With the only minor downside being some occasionally shoddy writing and acting, you are committing a sin against yourself if you love beat-’em-ups and ignore Bayonetta 2. Even I, one of the most casual button mashing gamers in recent memory, absolutely adored every moment I spent with the game and can see the unlimited potential it has to entertain hardcore fans. With one of the most engrossing action experiences of all time under its hood, a glorious female protagonist, a large assortment of content and a surprisingly accessible touchscreen mode (although most players, like myself, will prefer the traditional button scheme), this Wii U exclusive adventure might be the best game Nintendo releases all year (yes, I am considering Smash Bros. in that comment). In short, if there is one console exclusive worth supporting this year with your hard-earned cash, it’s Bayonetta 2.

And if somehow you’re still on the fence, remember that it even includes the original Bayonetta (complete with some snazzy Nintendo-themed gameplay-altering costumes), so you’re getting two of the best button mashers of the decade in one package.

The Scrap Yard

Review of Escape Plan for PS Vita

I’ve had this game for, like, a year now.escape-plan-ps vita

Escape Plan is a puzzle platformer that uses touchscreen controls only. Initially, that sounds like a really scary premise: Precise puzzle movements that are controlled solely by twitchy fingertip recognitions. In reality, the final product is actually pretty great and does a good job utilizing its control scheme.

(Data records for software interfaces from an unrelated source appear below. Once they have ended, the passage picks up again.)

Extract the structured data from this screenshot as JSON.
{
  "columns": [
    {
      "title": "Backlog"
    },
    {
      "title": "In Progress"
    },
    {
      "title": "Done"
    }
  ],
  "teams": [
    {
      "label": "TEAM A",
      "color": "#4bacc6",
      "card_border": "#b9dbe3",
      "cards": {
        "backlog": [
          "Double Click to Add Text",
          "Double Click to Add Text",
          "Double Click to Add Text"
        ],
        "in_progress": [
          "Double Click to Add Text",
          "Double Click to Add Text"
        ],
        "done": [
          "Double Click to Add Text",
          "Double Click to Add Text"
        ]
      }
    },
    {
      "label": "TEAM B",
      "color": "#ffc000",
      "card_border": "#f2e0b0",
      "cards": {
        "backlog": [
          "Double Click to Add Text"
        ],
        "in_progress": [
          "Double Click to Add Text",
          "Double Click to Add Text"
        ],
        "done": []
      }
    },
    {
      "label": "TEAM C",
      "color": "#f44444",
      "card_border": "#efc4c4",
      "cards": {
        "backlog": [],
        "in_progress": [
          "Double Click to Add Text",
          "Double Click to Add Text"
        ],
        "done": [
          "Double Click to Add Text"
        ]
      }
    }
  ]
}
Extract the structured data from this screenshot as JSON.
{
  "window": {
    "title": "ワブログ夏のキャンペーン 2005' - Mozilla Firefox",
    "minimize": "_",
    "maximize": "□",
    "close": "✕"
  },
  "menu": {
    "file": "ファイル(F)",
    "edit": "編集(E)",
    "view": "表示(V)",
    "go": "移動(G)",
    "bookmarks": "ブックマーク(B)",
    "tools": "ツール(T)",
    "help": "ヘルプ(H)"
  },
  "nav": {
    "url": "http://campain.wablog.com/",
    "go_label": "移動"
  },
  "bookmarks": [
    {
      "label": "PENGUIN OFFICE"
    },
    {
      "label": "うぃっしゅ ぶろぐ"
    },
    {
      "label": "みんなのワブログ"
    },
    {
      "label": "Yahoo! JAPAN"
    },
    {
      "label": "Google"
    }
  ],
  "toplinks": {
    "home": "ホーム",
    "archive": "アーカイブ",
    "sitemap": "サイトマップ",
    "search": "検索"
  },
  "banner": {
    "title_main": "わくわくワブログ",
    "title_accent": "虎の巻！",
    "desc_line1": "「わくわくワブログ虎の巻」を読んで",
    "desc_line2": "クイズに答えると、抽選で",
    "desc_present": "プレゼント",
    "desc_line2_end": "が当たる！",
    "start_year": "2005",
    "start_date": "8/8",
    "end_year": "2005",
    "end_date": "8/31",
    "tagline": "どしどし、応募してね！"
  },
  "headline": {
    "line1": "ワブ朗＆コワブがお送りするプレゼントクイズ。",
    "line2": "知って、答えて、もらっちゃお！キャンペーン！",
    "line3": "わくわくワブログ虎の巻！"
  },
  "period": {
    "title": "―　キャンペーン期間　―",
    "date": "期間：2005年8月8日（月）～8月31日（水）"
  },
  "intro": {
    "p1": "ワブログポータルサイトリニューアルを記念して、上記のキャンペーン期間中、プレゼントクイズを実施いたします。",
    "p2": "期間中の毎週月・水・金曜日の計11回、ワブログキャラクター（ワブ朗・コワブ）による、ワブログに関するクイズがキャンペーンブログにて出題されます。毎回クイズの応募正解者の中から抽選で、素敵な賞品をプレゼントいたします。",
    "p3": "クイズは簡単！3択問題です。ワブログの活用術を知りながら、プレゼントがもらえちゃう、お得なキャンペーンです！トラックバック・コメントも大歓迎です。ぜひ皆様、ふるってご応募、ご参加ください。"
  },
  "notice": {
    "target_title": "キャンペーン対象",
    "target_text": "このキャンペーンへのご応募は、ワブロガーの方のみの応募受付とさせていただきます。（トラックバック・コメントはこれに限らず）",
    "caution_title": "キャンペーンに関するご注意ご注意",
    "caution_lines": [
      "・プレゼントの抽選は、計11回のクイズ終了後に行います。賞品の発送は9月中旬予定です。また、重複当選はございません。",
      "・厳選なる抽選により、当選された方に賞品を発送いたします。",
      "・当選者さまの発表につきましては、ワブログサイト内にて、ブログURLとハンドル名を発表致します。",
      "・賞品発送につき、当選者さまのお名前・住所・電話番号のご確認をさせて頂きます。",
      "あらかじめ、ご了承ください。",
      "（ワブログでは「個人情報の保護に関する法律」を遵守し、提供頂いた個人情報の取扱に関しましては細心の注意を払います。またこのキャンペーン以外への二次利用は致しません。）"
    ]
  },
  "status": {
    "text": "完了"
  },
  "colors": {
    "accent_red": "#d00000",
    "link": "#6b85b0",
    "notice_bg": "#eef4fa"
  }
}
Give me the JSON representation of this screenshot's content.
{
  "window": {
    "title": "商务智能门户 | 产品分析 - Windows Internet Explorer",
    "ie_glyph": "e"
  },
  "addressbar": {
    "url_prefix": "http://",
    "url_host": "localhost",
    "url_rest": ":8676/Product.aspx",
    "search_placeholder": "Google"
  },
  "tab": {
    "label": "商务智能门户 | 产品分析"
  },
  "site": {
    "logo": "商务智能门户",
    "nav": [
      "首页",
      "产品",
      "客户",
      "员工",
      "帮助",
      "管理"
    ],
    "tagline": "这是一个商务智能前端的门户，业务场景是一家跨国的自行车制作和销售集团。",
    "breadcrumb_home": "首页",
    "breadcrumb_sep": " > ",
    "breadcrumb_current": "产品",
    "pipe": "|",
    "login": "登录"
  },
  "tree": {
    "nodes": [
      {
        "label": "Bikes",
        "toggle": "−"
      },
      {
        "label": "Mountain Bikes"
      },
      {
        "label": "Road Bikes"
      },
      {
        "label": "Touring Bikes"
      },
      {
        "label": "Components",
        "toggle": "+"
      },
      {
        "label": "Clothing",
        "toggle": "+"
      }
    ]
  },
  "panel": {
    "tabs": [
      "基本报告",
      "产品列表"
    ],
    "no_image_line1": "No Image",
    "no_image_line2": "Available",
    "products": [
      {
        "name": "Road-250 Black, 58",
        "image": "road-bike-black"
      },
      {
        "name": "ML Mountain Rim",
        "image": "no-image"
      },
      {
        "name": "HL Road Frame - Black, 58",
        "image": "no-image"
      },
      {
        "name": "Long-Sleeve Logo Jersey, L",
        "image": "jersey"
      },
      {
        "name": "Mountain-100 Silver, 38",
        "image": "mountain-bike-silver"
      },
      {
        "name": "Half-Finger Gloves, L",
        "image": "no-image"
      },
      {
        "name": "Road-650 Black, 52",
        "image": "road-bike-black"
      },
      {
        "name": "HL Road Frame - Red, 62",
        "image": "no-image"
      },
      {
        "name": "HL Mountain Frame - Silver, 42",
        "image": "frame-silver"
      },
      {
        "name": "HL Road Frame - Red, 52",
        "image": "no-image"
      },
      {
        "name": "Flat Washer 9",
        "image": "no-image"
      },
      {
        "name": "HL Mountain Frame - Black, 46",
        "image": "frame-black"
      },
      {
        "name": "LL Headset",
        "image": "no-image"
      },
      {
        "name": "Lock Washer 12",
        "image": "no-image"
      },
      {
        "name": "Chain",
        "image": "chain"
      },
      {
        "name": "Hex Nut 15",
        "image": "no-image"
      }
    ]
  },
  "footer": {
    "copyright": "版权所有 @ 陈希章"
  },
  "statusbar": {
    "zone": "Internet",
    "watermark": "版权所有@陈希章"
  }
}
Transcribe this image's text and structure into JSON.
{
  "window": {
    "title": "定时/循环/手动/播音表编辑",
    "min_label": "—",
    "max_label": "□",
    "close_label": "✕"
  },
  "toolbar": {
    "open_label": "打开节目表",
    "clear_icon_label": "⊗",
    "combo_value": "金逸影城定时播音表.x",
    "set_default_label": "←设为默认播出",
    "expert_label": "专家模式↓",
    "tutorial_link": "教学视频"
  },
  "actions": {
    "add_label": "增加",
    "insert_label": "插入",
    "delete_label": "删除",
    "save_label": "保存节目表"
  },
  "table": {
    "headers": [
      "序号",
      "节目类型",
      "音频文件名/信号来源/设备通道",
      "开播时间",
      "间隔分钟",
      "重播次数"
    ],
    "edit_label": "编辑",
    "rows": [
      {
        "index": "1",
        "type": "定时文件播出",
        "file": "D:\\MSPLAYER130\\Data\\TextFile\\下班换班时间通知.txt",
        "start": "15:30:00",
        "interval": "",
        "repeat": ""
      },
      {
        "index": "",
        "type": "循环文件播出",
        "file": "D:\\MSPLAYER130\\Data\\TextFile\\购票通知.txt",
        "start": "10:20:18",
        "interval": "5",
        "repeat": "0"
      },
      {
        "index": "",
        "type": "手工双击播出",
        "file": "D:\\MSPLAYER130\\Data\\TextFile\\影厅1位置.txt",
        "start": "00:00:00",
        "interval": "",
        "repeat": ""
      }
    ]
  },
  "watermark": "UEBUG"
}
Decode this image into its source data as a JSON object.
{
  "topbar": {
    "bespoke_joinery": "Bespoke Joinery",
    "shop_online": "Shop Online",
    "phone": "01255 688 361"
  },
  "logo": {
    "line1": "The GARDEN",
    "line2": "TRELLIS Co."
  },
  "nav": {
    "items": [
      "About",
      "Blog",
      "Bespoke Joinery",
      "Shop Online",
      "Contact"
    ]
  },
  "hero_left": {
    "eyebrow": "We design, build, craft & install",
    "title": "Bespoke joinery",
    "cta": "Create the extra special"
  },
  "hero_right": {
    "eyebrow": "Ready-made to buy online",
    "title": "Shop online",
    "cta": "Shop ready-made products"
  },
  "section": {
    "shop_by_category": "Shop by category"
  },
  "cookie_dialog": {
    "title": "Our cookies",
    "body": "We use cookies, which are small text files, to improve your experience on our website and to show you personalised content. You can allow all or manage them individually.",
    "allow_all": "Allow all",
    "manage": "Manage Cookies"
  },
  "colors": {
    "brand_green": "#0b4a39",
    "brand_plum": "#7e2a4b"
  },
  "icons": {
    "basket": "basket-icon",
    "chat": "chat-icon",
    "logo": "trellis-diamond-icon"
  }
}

The motions you’ll play Escape Plan with are finger taps, swipes, swirls and rear touchpad bumps. It’s all utilized extremely well, and rarely do levels require awkward combinations of the previously mentioned movements. On the best of levels, you actually start to think touchscreen controls are a good thing in gaming. It’s a combination of the clever level design and quirky gimmicks that make the touchscreen gameplay work, as levels and gimmicks allow you enough processing time to figure out the puzzles and keep your fingers moving. I think that’s the key to touchscreen gaming, allowing you enough time to do your motions on-screen correctly, which Fun Bits Interactive (the developer) nails.

While gameplay alone is a big plus for Escape Plan, its real charm lies in its presentation and audio. The game chooses to diversify itself from other platformers by being completely black and white, like something out of a classic Mickey Mouse cartoon. Not only that, but every character hosts an inky, blobby physique, one that complements the two color color scheme perfectly. As simplistic as the visuals are, the graphics maintain cutting edge status for Vita standards, the lighting/shading effects being a perfect example of Escape Plan’s graphical capabilities. With that said, things still have an innocent factor to them that the game’s decidely classical soundtrack only helps to exemplify. Beethoven’s 5th playing as two black and white inky blobs scuttle and bumble their way through obstacles such as razor blades and giant hammers has a certain appeal that not many games have, being both perilous and humorous at the same time.psv-escape-plan-ss4

In conclusion, Escape Plan is both a poster child of intuitivity (new words ftw) and proper touchscreen controls, two things gaming as a medium is in desperate need of. Even if there’s only three to four hours worth of content in the actual package, Escape Plan’s unique allure alone is enough to justify the fifteen dollar price tag.